━━━━━ EXTRACTED ENTRIES

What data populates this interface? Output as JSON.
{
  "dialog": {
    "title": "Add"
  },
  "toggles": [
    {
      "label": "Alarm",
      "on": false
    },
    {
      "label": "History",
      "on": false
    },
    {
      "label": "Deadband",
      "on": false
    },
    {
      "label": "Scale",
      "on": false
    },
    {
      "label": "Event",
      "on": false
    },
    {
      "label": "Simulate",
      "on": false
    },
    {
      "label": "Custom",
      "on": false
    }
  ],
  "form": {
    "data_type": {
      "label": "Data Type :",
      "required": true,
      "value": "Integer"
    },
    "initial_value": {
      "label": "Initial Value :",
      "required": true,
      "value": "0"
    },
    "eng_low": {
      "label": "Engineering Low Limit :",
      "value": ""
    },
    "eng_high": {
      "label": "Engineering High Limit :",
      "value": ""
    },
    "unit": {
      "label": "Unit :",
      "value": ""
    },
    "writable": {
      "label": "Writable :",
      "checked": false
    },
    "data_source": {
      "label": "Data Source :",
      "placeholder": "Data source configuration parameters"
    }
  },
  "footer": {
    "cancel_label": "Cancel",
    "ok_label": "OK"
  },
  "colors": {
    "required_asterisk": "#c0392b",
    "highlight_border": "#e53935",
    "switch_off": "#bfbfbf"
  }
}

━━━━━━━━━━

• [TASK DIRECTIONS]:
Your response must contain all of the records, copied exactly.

• [ANSWER TO THIS TASK]:
What data populates this interface? Output as JSON.
{
  "dialog": {
    "title": "Add"
  },
  "toggles": [
    {
      "label": "Alarm",
      "on": false
    },
    {
      "label": "History",
      "on": false
    },
    {
      "label": "Deadband",
      "on": false
    },
    {
      "label": "Scale",
      "on": false
    },
    {
      "label": "Event",
      "on": false
    },
    {
      "label": "Simulate",
      "on": false
    },
    {
      "label": "Custom",
      "on": false
    }
  ],
  "form": {
    "data_type": {
      "label": "Data Type :",
      "required": true,
      "value": "Integer"
    },
    "initial_value": {
      "label": "Initial Value :",
      "required": true,
      "value": "0"
    },
    "eng_low": {
      "label": "Engineering Low Limit :",
      "value": ""
    },
    "eng_high": {
      "label": "Engineering High Limit :",
      "value": ""
    },
    "unit": {
      "label": "Unit :",
      "value": ""
    },
    "writable": {
      "label": "Writable :",
      "checked": false
    },
    "data_source": {
      "label": "Data Source :",
      "placeholder": "Data source configuration parameters"
    }
  },
  "footer": {
    "cancel_label": "Cancel",
    "ok_label": "OK"
  },
  "colors": {
    "required_asterisk": "#c0392b",
    "highlight_border": "#e53935",
    "switch_off": "#bfbfbf"
  }
}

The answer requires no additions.